Four die of poison gas at German recycling plant
9 November 2005, HAMBURG - Four people were killed in Germany when a toxic gas that smells of rotten eggs was suddenly released from a tanker truck loaded with minced pig offal at a government-backed pilot recycling plant.
9 November 2005
HAMBURG - Four people were killed in Germany when a toxic gas that smells of rotten eggs was suddenly released from a tanker truck loaded with minced pig offal at a government-backed pilot recycling plant.
Officials said Wednesday they had identified the gas as hydrogen sulphide (H2S), a colourless gas released when bacteria digest rotting matter without oxygen. The cloud was 5,000 times the strength at which human beings can smell the gas.
"Two breaths of it and you're dead," said Joerg Hoppe, a public health official. Two people were killed instantly on Tuesday and two more succumbed to respiratory damage on Wednesday.
The accident occurred at Zeven, southwest of Hamburg, at a privately owned plant that has been hailed by the government as a national forerunner for a new industry of converting animal waste to electricity.
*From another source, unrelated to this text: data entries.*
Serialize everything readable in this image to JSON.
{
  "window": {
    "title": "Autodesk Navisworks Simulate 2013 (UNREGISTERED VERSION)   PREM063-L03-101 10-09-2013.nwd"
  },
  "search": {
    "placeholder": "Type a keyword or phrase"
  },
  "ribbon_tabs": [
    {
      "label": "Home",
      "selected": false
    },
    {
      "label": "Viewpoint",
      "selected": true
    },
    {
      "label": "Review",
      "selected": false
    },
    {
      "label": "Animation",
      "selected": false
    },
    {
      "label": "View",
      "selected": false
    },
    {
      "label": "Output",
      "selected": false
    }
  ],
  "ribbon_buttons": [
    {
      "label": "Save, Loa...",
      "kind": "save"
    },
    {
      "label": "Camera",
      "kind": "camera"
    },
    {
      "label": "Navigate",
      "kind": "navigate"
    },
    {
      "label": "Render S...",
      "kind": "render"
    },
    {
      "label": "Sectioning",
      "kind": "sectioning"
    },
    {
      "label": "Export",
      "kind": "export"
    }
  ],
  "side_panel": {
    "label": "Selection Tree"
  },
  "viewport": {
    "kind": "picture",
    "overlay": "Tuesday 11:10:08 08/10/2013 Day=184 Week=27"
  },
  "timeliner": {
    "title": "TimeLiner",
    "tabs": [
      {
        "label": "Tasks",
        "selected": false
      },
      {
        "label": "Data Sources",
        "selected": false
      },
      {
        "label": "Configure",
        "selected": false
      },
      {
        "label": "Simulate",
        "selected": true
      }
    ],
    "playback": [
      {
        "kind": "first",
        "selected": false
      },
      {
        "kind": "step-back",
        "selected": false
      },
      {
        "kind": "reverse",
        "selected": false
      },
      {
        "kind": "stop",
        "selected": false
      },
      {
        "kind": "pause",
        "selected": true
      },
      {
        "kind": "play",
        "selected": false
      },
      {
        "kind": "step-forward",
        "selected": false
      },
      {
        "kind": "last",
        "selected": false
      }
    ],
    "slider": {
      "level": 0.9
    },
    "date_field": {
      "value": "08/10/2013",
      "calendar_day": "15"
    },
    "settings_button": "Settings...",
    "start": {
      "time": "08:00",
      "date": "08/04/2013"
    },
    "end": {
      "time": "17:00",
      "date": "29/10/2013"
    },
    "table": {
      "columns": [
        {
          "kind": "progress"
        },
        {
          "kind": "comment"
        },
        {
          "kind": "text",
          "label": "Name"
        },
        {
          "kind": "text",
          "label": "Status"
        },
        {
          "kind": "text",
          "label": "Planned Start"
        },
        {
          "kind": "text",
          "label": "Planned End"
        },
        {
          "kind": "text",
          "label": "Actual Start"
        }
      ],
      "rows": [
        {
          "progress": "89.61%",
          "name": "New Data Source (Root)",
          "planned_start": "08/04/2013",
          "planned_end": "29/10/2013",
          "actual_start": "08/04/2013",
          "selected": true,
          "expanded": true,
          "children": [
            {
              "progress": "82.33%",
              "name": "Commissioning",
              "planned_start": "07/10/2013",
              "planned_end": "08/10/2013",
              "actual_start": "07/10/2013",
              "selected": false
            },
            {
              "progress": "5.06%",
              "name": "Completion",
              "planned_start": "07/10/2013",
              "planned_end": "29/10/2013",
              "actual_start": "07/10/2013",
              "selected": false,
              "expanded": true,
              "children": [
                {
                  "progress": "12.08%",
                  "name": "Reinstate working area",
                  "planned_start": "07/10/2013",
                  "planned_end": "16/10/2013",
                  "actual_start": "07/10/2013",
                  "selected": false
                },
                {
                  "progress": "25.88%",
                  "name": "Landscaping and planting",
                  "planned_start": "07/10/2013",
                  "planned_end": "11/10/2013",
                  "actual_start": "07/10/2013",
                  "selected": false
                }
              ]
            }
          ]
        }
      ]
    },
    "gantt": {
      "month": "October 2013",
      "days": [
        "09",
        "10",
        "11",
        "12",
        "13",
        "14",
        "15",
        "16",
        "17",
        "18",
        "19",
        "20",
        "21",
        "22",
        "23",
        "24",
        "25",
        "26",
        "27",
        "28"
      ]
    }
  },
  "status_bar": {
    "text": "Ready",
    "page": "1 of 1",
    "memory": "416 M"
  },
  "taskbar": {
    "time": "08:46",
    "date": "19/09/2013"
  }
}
It receives waste from farms, slaughterhouses and pharmaceutical plants to produce methane, which is burned in an 800-megawatt power plant to produce power and heat.
The accident happened when a Dutch truck backed up. Officials said there was no defect in the plant. Police said another driver was in serious condition but stable.
The gas is best known from the foul odour of rotten eggs but is also common at volcanic eruptions.
Subject: German news